Published Wednesday, June 18, 2008 | 11 a.m.
Updated Tuesday, Oct. 28, 2008 | 10:15 a.m.
Customer lists may not be made of platinum but they are among the most valuable assets a casino company owns.
Such lists feature contact information for thousands of high-rollers or even millions of average players.
For the select few hosts with access to the lists, taking them to a new job is easy, and no doubt tempting.
It's not unusual for hosts to poach the highest of high-rollers, who are well known. Hosts can be hired be competitors for their personal relationships with these whales, who often follow their hosts to other properties. But taking master lists, besides being a crime, is a huge gamble.
"If you do something like that you are toast in this industry," one casino insider said. "Your reputation is shot. It's like embezzling money from a bank. It's going to be hard to go work for another bank after that."
Monday, three casino workers were indicted in New Jersey Monday on charges that they stole a list of top-level players from the Tropicana in Atlantic City before they left for other casinos.
One of them allegedly downloaded a list of more than 20,300 customers onto compact disks. The theft wasn’t discovered until after he became a marketing manager at Bellagio and was caught trying to mail the list from its mailroom, according to New Jersey prosecutors.
A few years ago, Harrah's Entertainment settled a lawsuit against Station Casinos that accused a host at Station's Thunder Valley casino of stealing a list of top customers from her former employer Harrah's Reno.

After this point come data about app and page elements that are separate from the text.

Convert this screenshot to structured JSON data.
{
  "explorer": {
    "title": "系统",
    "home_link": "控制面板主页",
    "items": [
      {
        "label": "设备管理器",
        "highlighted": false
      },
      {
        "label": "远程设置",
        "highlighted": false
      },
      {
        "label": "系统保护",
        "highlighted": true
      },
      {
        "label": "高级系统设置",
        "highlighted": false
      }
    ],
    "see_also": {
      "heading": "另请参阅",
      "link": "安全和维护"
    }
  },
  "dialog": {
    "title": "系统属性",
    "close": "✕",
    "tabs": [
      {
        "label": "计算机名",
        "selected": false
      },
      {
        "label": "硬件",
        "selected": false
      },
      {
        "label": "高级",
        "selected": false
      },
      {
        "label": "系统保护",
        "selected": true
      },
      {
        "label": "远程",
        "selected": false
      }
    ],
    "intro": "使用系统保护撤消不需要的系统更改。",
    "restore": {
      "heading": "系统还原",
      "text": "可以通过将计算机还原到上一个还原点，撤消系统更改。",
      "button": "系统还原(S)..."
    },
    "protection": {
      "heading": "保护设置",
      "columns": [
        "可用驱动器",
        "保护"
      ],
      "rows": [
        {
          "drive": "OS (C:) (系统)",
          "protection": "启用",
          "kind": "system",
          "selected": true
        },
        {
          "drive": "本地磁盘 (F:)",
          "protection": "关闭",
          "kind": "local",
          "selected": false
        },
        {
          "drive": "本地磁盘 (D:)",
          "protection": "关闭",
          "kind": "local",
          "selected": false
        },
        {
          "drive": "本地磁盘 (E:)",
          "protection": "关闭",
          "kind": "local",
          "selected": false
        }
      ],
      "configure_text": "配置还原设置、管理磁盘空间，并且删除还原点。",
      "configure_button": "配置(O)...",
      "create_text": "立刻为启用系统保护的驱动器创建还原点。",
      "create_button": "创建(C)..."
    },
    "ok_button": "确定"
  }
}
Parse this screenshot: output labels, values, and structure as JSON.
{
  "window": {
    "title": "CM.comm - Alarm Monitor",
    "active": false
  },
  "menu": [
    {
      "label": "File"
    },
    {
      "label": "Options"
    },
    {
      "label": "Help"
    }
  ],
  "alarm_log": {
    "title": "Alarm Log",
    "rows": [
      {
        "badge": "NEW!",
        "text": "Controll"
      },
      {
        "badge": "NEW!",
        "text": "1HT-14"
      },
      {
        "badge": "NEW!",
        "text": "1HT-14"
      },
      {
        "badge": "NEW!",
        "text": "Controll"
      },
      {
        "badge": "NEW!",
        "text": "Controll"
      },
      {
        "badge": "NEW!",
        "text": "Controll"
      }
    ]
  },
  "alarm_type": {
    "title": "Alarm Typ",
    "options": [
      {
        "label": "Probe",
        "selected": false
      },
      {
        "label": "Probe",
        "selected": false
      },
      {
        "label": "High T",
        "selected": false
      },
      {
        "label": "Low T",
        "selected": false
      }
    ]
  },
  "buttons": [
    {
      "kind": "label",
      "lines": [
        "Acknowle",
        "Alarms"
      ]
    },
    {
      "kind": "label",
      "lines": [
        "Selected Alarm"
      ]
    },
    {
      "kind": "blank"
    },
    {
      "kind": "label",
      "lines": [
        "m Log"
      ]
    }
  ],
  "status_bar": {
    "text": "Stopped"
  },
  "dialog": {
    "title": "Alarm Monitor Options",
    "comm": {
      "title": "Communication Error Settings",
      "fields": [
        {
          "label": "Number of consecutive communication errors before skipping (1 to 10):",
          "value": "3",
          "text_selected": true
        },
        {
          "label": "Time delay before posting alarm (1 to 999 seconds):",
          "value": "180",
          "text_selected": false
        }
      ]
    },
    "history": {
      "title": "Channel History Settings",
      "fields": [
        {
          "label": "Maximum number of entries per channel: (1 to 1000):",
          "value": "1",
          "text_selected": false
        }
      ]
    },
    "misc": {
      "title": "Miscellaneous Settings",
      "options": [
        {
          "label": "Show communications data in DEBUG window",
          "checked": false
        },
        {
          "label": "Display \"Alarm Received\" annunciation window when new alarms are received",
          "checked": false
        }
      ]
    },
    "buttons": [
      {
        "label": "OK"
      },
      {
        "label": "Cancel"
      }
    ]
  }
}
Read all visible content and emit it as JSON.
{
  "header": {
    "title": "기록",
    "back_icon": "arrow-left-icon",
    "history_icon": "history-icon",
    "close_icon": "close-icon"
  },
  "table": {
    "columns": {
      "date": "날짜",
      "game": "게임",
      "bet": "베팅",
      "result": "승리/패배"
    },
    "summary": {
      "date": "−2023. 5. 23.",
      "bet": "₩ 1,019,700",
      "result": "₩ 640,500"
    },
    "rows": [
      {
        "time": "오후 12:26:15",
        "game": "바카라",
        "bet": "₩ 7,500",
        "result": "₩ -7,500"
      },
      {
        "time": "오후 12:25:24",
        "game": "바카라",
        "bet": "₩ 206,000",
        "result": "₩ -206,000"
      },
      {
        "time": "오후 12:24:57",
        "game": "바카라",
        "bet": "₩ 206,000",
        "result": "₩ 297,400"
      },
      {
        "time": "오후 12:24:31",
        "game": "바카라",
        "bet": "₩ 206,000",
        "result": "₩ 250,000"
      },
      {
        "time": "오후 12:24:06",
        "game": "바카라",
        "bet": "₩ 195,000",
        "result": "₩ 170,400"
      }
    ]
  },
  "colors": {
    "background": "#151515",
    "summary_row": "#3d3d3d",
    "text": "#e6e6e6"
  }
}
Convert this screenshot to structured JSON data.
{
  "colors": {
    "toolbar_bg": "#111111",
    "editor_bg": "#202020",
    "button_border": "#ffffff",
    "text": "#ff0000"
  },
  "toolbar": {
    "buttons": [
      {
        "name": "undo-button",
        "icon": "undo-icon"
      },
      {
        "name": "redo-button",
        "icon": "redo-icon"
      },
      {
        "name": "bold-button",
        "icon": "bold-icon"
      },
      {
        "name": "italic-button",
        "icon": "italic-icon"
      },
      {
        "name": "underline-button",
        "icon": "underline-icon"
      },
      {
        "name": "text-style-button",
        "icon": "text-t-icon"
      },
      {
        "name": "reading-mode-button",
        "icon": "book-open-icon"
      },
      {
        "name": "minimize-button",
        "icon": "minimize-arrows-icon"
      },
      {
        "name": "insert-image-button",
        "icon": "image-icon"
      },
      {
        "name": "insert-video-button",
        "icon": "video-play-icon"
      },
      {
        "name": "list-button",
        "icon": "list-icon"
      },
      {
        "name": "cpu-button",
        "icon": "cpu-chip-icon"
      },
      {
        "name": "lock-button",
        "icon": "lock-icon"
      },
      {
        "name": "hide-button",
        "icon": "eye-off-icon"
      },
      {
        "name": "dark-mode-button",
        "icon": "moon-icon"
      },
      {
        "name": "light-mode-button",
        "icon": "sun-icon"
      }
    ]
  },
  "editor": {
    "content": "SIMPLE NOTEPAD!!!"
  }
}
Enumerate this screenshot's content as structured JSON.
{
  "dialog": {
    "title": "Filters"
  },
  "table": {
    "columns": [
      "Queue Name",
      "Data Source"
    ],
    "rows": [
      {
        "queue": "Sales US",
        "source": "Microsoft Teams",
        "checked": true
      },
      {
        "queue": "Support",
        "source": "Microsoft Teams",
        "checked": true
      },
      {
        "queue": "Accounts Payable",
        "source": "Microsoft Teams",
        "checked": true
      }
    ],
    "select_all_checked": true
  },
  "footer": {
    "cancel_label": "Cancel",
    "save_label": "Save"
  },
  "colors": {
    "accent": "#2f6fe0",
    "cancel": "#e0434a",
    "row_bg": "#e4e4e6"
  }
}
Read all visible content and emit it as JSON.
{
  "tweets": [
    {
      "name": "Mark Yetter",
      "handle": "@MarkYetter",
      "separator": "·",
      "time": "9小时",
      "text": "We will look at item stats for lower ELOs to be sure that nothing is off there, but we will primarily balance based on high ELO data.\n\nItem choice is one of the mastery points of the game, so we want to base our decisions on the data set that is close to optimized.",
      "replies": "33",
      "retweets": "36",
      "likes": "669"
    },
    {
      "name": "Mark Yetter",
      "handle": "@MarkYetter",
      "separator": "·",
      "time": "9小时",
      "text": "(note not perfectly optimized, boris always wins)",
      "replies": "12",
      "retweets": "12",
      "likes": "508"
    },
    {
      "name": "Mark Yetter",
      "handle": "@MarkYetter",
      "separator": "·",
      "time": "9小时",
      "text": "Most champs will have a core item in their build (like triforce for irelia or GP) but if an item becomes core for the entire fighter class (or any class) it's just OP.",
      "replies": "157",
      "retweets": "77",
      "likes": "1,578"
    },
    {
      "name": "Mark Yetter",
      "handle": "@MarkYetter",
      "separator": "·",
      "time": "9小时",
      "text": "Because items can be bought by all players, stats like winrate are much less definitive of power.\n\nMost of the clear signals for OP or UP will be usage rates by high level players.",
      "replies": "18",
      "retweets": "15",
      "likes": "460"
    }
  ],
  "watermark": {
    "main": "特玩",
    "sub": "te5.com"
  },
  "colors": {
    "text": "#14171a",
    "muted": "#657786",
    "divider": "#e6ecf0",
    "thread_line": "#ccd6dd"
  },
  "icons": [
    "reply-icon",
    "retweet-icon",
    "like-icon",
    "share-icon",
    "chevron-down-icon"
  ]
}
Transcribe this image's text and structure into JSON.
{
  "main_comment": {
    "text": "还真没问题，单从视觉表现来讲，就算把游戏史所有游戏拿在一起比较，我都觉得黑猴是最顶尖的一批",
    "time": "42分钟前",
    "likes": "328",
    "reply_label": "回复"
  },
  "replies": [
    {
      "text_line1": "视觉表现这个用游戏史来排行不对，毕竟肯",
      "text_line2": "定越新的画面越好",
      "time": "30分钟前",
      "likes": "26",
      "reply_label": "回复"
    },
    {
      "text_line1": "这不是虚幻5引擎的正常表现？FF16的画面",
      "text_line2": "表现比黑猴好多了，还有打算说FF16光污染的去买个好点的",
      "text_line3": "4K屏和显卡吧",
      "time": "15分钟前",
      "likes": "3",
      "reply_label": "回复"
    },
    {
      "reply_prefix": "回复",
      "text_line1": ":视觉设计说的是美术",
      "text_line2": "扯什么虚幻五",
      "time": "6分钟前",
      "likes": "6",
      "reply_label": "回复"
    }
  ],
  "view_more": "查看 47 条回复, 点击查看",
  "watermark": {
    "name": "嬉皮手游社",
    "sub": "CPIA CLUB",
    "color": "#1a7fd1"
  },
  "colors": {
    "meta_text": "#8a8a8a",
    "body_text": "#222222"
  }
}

Despite the risk of getting caught, the theft of customer lists is more commonplace than you might think, industry insiders concede.